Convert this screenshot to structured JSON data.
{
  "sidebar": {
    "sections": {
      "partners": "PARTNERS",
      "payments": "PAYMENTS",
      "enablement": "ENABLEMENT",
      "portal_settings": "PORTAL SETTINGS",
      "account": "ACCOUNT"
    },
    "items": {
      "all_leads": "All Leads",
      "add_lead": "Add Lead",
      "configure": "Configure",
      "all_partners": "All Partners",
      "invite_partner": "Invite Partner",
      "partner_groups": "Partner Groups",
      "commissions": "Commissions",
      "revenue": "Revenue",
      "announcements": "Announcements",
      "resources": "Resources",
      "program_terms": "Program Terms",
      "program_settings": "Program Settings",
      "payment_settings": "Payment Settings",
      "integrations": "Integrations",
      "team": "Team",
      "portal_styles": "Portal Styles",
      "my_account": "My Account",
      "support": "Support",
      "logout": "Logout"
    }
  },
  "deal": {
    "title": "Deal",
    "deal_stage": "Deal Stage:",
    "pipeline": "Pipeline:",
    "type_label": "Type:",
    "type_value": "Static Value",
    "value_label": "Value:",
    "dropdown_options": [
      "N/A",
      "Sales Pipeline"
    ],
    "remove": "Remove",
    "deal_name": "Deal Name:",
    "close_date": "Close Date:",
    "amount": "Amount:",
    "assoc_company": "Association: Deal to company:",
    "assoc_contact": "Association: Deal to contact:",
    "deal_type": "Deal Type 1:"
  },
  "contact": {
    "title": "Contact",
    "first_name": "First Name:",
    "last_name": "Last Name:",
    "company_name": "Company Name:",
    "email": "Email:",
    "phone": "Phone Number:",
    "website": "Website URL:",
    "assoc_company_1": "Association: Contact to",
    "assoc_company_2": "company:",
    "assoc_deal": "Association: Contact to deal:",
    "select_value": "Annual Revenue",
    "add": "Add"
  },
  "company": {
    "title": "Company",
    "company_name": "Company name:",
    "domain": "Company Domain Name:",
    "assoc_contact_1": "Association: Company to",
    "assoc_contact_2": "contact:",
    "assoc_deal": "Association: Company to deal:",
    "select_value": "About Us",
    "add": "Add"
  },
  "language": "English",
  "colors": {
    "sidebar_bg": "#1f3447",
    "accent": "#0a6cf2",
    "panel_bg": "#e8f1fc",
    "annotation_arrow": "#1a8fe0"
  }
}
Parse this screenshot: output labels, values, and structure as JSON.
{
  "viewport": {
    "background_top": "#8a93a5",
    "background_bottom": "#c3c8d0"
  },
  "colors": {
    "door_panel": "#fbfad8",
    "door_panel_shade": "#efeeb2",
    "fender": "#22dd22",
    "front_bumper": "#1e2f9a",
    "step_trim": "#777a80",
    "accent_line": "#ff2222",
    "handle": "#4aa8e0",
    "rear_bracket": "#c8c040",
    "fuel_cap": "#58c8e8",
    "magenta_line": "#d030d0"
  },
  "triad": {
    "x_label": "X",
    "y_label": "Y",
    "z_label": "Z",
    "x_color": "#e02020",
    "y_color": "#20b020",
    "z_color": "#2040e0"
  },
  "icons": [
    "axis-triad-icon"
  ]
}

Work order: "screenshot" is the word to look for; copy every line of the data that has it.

Answer section:
Convert this screenshot to structured JSON data.
Parse this screenshot: output labels, values, and structure as JSON.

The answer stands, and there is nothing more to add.